This task calls for copying every line of the records that includes the word "name".
━━━━━━━━━━━━━━━━
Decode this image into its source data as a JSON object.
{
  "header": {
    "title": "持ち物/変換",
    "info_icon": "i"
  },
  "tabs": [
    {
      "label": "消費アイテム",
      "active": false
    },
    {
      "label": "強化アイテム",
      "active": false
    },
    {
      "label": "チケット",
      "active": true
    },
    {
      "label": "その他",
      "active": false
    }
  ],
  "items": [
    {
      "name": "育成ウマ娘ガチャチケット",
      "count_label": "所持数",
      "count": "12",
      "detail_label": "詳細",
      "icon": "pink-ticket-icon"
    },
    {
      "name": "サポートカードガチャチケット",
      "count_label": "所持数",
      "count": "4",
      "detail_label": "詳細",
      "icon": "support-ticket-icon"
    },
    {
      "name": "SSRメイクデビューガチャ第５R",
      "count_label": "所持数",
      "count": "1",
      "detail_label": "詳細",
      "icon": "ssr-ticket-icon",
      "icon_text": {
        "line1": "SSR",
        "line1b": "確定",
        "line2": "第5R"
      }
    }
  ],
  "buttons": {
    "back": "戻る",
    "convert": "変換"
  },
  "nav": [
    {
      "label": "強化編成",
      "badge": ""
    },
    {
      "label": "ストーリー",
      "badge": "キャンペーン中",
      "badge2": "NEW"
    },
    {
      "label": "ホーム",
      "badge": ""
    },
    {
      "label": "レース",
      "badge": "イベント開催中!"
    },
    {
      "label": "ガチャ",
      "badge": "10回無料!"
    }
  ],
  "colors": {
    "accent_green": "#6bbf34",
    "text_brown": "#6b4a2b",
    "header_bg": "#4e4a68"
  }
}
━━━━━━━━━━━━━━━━
**Task output:**
      "name": "育成ウマ娘ガチャチケット",
      "name": "サポートカードガチャチケット",
      "name": "SSRメイクデビューガチャ第５R",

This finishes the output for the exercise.